* [PROMPT]: When a line of the entries contains "wanted", please list that line.

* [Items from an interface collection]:
- - - - - - -
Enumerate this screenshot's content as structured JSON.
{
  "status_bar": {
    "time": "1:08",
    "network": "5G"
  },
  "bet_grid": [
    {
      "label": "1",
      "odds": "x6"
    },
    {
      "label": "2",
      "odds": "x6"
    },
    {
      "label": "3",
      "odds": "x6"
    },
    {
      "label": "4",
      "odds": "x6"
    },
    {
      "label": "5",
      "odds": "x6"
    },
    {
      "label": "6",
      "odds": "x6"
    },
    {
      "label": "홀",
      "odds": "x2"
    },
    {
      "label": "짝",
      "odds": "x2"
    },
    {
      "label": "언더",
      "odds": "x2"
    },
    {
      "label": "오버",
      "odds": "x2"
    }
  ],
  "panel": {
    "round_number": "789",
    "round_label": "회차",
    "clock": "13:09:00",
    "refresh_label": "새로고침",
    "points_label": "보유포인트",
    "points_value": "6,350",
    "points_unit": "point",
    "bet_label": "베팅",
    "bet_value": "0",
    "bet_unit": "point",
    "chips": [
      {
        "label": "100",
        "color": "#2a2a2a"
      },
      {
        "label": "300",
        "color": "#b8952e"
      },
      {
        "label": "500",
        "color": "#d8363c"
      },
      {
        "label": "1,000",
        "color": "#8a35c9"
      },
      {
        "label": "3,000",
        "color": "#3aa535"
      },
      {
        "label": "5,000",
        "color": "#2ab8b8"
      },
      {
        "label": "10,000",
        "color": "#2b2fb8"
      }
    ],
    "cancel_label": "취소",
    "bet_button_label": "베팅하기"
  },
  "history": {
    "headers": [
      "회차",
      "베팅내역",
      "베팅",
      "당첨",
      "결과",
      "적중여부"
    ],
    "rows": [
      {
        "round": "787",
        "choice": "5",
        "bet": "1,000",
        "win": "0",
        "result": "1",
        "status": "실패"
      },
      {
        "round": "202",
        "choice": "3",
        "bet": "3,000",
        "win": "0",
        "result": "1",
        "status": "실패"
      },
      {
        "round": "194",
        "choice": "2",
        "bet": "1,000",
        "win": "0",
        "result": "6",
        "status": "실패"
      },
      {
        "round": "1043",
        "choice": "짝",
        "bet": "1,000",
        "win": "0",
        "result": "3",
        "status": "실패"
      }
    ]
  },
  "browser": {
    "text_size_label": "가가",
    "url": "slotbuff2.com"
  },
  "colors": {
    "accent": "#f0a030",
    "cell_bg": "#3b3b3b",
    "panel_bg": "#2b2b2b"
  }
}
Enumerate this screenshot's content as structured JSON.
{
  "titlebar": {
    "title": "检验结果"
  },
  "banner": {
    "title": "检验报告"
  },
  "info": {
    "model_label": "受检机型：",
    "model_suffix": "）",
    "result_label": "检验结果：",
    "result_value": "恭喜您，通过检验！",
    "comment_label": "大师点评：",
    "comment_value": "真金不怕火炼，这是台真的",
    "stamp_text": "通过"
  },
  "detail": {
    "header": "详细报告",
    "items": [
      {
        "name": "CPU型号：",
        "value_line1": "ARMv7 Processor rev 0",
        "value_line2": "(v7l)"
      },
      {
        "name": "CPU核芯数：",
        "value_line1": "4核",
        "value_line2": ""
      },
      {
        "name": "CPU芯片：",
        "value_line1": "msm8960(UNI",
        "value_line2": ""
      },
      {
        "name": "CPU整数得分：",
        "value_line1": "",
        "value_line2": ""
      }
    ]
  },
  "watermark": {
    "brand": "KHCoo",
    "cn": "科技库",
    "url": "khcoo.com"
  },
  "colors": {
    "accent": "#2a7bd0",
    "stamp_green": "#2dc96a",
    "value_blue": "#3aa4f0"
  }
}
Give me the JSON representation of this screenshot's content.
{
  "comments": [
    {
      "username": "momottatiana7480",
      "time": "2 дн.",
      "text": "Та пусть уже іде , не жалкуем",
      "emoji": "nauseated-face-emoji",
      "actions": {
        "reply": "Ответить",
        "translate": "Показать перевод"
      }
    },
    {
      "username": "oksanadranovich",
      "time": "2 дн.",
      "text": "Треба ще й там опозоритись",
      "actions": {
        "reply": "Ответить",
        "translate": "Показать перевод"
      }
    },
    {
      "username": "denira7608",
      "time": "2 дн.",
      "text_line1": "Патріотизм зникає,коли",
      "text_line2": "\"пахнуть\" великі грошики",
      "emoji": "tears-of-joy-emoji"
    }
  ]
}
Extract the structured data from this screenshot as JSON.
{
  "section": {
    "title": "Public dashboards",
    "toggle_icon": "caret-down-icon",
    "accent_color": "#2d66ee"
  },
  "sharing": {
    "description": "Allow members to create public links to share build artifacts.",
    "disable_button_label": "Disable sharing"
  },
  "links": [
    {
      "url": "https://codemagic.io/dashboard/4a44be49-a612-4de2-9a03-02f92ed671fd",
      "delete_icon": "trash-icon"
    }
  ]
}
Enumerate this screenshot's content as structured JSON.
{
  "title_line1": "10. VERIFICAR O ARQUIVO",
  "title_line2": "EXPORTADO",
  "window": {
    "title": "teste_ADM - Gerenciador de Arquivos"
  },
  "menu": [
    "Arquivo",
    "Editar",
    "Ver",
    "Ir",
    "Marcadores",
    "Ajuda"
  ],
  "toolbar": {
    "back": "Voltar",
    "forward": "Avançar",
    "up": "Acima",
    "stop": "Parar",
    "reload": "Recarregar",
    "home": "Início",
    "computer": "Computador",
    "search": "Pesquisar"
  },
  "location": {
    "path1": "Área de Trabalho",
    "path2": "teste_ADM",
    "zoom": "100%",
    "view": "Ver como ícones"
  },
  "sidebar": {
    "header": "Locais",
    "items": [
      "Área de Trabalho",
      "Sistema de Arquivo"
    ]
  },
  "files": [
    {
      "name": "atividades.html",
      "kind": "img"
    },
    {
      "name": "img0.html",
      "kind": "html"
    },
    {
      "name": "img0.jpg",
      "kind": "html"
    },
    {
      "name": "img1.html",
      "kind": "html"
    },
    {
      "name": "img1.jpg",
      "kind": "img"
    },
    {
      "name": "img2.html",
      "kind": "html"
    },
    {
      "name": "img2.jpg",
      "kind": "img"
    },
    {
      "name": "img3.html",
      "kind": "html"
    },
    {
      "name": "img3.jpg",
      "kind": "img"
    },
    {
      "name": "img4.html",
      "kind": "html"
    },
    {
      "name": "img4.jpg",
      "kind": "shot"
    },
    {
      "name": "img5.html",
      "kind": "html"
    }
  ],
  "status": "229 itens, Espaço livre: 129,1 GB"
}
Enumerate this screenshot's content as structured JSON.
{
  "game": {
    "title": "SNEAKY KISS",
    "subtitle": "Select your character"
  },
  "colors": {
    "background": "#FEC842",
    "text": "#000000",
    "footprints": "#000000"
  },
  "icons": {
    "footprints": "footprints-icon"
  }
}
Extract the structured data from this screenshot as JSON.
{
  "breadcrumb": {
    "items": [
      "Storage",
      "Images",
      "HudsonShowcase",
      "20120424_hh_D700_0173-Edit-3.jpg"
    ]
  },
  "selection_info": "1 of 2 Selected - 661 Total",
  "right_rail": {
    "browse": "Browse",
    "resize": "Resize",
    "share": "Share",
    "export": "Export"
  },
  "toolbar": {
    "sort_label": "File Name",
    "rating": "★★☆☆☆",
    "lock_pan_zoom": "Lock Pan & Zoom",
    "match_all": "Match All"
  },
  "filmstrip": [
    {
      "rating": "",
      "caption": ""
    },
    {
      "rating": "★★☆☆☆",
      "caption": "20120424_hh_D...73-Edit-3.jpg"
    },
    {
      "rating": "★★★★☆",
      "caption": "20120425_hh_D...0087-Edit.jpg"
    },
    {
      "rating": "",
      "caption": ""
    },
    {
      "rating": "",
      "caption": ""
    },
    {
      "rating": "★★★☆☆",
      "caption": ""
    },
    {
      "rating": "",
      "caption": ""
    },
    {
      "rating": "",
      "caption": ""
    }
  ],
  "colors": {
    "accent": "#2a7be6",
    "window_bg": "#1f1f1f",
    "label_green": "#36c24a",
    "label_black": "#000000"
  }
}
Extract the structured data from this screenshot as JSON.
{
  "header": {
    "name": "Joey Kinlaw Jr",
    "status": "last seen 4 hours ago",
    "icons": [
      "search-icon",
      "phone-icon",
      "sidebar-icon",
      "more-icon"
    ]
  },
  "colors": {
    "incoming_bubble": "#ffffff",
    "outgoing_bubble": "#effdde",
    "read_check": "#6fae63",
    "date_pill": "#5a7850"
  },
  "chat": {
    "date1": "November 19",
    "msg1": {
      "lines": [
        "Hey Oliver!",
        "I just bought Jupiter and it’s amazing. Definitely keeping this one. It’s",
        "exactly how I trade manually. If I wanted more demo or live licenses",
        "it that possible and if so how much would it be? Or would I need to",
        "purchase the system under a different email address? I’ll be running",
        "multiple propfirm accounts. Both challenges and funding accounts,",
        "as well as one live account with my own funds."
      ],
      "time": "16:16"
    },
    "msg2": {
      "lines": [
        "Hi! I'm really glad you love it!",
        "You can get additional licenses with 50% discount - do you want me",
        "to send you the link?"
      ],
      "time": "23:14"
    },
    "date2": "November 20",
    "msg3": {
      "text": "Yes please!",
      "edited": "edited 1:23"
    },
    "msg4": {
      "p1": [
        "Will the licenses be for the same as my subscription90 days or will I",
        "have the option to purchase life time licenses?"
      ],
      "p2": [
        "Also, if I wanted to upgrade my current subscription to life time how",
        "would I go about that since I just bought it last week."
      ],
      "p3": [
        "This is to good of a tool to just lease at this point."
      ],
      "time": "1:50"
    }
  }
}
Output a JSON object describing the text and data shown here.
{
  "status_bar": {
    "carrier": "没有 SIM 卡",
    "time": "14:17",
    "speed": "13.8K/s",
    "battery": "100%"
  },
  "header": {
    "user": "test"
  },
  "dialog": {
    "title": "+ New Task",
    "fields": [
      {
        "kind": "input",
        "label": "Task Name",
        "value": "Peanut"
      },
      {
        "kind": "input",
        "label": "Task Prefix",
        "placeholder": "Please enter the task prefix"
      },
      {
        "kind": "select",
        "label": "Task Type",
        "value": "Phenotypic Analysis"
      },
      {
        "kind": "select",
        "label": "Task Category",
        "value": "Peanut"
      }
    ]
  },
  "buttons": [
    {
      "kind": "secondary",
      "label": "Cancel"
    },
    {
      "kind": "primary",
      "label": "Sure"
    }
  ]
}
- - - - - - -
* [ANSWER SECTION]:
        "exactly how I trade manually. If I wanted more demo or live licenses",
        "Also, if I wanted to upgrade my current subscription to life time how",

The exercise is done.